BURLEY • The 2013 Idaho Legislature hasn’t yet convened, but lawmakers are already thinking about the continuing costs to run the state.
On Monday, legislators met in Burley for an interim meeting of the Joint Finance-Appropriations Committee. At the meeting, JFAC members heard updates on agency requests for fiscal year 2014, as well as revenue projections.
Here are some highlights:
Guessing the future is tricky business, but in order to set the state budget lawmakers must guess how much revenue will come in. The current hypothetical for fiscal year 2014:about $2.7 billion, almost $100 million more than 2013.
A State on Fire
With an active fire season comes a hefty firefighting bill. The most expensive: Trinity Ridge, Mustang Complex and Halstead fires. While some of that is covered by federal funds, budget analyst Ray Houston suggested the committee plan to pay at least $11.2 million of the state’s money for the costs of quelling the flames.
The state’s inmate population rose at a higher rate last year than in previous years, and that trend is expected to continue. The state’s institutions for male prisoners are at 95 percent capacity, and the women’s facilities are at 99 percent.
The costs for the state’s settlement for former Idaho TransportationDepartment Director Pamela Lowe total $1.3 million. Lowe, who claimed the state fired her without cause, will receive $562,500 over the next 10 years. In addition to Lowe’s settlement, the state must pay attorney fees: $614,647 for the state’s attorney and $187,500 for Lowe’s attorney.

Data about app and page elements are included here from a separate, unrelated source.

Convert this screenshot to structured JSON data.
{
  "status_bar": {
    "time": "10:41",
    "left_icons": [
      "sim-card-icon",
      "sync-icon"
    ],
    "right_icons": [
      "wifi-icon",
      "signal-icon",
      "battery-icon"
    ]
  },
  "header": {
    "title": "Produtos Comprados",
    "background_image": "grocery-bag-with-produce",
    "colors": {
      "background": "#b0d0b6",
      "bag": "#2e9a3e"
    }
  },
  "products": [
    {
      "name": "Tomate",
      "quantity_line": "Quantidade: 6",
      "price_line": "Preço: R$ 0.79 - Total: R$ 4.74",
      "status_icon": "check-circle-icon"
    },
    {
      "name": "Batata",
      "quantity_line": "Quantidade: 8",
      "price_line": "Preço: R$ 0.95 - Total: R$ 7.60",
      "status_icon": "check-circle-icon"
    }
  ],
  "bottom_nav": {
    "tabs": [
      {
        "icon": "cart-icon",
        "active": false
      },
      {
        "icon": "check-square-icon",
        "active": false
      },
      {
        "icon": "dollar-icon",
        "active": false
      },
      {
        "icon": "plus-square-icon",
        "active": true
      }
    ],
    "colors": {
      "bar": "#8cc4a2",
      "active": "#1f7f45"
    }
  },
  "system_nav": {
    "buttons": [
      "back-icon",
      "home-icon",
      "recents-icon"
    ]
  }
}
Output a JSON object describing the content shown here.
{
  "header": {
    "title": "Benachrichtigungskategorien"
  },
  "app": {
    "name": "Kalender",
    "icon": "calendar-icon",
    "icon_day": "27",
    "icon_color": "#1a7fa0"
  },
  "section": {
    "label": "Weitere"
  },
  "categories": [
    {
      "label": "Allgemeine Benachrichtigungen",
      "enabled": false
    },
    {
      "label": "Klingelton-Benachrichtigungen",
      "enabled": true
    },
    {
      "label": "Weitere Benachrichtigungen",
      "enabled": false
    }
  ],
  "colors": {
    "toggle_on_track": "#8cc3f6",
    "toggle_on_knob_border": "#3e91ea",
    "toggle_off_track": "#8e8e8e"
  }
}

Lawmakers asked why the state’s attorney charged more than Lowe’s, and were told despite the high cost, the lawyer charged the state a lower rate than normal.
More line item requests
State agencies have already put in their budget requests for fiscal year 2014.
Between those requests and other budget items, agencies are asking for $169 million more than the state’s projected revenue.
While most state agencies have been restrained in their budget requests during the economic downturn, there are now real needs that must be addressed, said budget analyst Cathy Holland-Smith.
Asking doesn’t always lead to receiving, but the requests give legislators a chance to strategically plan how to spend money, Holland-Smith said.
“Obviously, all requests can’t be funded. That’s not a realistic expectation,”she said. “But what will be the path forward?”
Improvements for Idaho’s prisoners
In May, the Idaho Department of Corrections reached an agreement on part of a 31-year-old lawsuit regarding conditions in Idaho’s prisons. As a result of that agreement, IDOC is requesting $1.7 million in funding to improve medical and mental health treatment for inmates. That amount includes adding 22 state and contract staff.
Today, JFAC meets at theCollege of Southern Idaho, where the committee will hear presentations on Idaho’s community colleges, Idaho Education Network, Medicaid Readiness and other state programs. This afternoon, the legislators tour theChobani factory.